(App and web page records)
'''

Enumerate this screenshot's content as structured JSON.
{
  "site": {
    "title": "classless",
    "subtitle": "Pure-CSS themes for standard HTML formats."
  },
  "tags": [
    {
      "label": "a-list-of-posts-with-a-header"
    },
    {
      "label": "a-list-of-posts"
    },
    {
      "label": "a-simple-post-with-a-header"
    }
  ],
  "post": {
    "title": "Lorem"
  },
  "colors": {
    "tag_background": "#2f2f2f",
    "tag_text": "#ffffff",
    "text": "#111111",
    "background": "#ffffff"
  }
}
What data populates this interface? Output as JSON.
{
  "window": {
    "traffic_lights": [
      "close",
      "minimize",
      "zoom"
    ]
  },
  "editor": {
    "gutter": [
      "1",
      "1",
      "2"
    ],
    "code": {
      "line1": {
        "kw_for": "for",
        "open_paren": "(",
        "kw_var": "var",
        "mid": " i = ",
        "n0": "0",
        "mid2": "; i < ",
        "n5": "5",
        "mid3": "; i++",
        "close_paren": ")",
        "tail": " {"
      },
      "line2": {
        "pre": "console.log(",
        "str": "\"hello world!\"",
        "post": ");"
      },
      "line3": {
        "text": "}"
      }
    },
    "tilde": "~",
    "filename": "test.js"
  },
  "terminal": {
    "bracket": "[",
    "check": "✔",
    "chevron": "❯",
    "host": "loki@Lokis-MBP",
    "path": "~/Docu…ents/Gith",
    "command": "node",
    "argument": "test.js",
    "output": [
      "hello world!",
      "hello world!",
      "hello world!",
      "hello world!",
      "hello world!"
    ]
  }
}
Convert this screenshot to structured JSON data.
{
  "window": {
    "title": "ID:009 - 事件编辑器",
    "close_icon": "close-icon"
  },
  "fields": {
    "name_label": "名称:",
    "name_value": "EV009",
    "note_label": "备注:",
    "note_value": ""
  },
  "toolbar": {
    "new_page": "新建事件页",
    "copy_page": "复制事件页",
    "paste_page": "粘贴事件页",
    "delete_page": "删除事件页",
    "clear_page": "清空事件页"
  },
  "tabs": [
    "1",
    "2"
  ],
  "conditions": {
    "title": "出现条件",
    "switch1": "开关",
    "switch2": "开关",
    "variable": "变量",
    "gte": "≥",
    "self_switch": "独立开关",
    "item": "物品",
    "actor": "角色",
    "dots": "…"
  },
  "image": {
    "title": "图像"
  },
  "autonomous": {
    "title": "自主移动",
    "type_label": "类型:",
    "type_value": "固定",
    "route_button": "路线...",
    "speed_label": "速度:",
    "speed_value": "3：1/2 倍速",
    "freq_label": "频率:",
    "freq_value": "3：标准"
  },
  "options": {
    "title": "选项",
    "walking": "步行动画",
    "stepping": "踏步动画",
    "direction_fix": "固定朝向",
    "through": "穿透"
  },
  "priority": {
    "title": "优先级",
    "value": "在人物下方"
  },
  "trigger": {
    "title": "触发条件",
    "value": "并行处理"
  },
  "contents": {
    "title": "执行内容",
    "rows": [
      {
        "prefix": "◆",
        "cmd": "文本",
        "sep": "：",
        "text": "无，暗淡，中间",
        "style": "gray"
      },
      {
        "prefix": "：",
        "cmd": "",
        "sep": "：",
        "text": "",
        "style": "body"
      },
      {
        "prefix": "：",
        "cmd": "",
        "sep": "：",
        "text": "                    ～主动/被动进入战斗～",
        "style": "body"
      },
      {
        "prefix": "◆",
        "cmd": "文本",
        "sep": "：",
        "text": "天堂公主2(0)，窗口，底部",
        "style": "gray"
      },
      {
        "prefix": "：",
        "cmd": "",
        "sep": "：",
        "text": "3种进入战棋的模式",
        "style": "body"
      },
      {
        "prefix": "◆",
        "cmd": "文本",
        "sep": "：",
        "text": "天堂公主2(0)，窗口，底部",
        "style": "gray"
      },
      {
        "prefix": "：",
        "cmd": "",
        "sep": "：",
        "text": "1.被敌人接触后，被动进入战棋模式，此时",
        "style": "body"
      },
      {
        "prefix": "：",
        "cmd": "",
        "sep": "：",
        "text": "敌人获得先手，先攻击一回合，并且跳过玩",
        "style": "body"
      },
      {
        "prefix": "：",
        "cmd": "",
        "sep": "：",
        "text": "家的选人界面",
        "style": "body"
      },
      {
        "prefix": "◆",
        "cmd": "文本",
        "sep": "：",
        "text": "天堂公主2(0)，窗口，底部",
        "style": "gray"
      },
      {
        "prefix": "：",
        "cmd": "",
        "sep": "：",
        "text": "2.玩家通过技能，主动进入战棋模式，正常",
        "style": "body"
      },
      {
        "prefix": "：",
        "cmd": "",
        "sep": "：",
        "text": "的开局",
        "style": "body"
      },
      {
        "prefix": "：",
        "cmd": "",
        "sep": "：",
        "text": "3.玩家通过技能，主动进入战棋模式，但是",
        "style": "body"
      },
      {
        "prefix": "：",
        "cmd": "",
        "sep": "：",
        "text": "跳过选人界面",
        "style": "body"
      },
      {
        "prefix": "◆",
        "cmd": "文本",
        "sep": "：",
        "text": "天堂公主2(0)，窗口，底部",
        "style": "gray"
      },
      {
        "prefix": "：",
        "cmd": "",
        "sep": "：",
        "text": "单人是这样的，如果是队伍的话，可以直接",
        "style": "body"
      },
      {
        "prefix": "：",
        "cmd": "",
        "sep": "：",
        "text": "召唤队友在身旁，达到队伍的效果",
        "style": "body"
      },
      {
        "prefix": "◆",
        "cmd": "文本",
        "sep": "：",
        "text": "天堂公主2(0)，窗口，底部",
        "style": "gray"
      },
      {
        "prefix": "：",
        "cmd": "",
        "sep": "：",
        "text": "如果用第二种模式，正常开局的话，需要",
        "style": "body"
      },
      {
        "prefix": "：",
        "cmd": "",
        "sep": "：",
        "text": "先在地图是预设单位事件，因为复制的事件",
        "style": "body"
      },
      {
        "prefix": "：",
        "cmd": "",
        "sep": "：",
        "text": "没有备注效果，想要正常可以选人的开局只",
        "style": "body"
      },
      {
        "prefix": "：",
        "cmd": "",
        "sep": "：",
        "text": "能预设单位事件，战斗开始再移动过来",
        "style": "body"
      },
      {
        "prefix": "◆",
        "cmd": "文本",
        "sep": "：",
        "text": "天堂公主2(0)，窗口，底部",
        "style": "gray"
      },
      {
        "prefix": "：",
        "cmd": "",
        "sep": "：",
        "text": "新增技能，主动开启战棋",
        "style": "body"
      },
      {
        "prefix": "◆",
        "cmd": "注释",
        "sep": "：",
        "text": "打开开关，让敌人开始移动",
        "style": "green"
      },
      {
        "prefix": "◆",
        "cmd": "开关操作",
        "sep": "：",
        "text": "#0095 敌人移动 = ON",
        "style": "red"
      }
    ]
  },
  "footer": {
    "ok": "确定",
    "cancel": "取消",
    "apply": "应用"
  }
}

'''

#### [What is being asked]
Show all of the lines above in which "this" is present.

#### [Task solution]
Enumerate this screenshot's content as structured JSON.
What data populates this interface? Output as JSON.
Convert this screenshot to structured JSON data.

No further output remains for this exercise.